[Page and application data records]
——————————
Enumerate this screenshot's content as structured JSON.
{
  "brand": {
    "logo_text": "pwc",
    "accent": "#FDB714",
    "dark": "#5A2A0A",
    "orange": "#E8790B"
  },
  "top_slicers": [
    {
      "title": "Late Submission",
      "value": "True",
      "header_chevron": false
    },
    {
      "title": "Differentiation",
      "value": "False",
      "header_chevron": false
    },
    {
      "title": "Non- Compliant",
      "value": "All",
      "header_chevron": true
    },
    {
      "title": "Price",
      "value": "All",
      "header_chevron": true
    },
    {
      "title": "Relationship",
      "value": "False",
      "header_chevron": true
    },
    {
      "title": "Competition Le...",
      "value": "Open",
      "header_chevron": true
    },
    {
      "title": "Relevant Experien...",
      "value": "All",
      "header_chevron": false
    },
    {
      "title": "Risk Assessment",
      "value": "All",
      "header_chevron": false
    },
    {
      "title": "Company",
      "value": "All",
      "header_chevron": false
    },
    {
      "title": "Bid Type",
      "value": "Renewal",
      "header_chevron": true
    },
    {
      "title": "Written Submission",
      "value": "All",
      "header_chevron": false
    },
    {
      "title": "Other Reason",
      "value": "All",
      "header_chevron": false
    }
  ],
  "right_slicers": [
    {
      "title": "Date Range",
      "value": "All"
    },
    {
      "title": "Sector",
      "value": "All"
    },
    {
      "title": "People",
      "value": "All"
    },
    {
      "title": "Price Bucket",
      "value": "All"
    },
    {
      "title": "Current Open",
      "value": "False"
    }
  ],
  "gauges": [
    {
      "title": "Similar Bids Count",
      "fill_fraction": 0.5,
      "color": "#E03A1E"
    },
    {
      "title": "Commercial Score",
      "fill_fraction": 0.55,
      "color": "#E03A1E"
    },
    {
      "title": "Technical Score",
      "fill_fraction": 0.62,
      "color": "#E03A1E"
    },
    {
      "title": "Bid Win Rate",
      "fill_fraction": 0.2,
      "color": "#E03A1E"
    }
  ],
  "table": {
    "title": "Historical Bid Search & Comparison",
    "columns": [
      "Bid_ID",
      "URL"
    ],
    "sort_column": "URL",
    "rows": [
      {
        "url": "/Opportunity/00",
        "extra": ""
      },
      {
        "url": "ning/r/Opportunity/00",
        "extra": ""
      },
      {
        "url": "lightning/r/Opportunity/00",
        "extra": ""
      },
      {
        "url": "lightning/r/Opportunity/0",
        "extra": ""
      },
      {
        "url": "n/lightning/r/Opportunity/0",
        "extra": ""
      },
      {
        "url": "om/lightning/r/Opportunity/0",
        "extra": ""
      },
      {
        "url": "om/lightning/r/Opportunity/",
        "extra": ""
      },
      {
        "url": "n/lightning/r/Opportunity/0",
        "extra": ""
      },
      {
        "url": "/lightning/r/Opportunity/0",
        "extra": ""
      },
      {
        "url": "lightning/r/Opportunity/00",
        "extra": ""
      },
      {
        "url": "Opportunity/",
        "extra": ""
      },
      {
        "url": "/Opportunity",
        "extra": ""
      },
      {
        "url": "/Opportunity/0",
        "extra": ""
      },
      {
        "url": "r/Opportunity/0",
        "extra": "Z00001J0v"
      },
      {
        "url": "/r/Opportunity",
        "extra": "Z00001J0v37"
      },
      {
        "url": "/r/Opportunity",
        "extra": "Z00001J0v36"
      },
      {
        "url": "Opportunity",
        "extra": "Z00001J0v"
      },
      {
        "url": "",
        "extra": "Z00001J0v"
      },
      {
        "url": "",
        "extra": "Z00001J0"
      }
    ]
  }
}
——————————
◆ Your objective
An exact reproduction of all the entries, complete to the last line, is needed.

◆ Solution for this task
Enumerate this screenshot's content as structured JSON.
{
  "brand": {
    "logo_text": "pwc",
    "accent": "#FDB714",
    "dark": "#5A2A0A",
    "orange": "#E8790B"
  },
  "top_slicers": [
    {
      "title": "Late Submission",
      "value": "True",
      "header_chevron": false
    },
    {
      "title": "Differentiation",
      "value": "False",
      "header_chevron": false
    },
    {
      "title": "Non- Compliant",
      "value": "All",
      "header_chevron": true
    },
    {
      "title": "Price",
      "value": "All",
      "header_chevron": true
    },
    {
      "title": "Relationship",
      "value": "False",
      "header_chevron": true
    },
    {
      "title": "Competition Le...",
      "value": "Open",
      "header_chevron": true
    },
    {
      "title": "Relevant Experien...",
      "value": "All",
      "header_chevron": false
    },
    {
      "title": "Risk Assessment",
      "value": "All",
      "header_chevron": false
    },
    {
      "title": "Company",
      "value": "All",
      "header_chevron": false
    },
    {
      "title": "Bid Type",
      "value": "Renewal",
      "header_chevron": true
    },
    {
      "title": "Written Submission",
      "value": "All",
      "header_chevron": false
    },
    {
      "title": "Other Reason",
      "value": "All",
      "header_chevron": false
    }
  ],
  "right_slicers": [
    {
      "title": "Date Range",
      "value": "All"
    },
    {
      "title": "Sector",
      "value": "All"
    },
    {
      "title": "People",
      "value": "All"
    },
    {
      "title": "Price Bucket",
      "value": "All"
    },
    {
      "title": "Current Open",
      "value": "False"
    }
  ],
  "gauges": [
    {
      "title": "Similar Bids Count",
      "fill_fraction": 0.5,
      "color": "#E03A1E"
    },
    {
      "title": "Commercial Score",
      "fill_fraction": 0.55,
      "color": "#E03A1E"
    },
    {
      "title": "Technical Score",
      "fill_fraction": 0.62,
      "color": "#E03A1E"
    },
    {
      "title": "Bid Win Rate",
      "fill_fraction": 0.2,
      "color": "#E03A1E"
    }
  ],
  "table": {
    "title": "Historical Bid Search & Comparison",
    "columns": [
      "Bid_ID",
      "URL"
    ],
    "sort_column": "URL",
    "rows": [
      {
        "url": "/Opportunity/00",
        "extra": ""
      },
      {
        "url": "ning/r/Opportunity/00",
        "extra": ""
      },
      {
        "url": "lightning/r/Opportunity/00",
        "extra": ""
      },
      {
        "url": "lightning/r/Opportunity/0",
        "extra": ""
      },
      {
        "url": "n/lightning/r/Opportunity/0",
        "extra": ""
      },
      {
        "url": "om/lightning/r/Opportunity/0",
        "extra": ""
      },
      {
        "url": "om/lightning/r/Opportunity/",
        "extra": ""
      },
      {
        "url": "n/lightning/r/Opportunity/0",
        "extra": ""
      },
      {
        "url": "/lightning/r/Opportunity/0",
        "extra": ""
      },
      {
        "url": "lightning/r/Opportunity/00",
        "extra": ""
      },
      {
        "url": "Opportunity/",
        "extra": ""
      },
      {
        "url": "/Opportunity",
        "extra": ""
      },
      {
        "url": "/Opportunity/0",
        "extra": ""
      },
      {
        "url": "r/Opportunity/0",
        "extra": "Z00001J0v"
      },
      {
        "url": "/r/Opportunity",
        "extra": "Z00001J0v37"
      },
      {
        "url": "/r/Opportunity",
        "extra": "Z00001J0v36"
      },
      {
        "url": "Opportunity",
        "extra": "Z00001J0v"
      },
      {
        "url": "",
        "extra": "Z00001J0v"
      },
      {
        "url": "",
        "extra": "Z00001J0"
      }
    ]
  }
}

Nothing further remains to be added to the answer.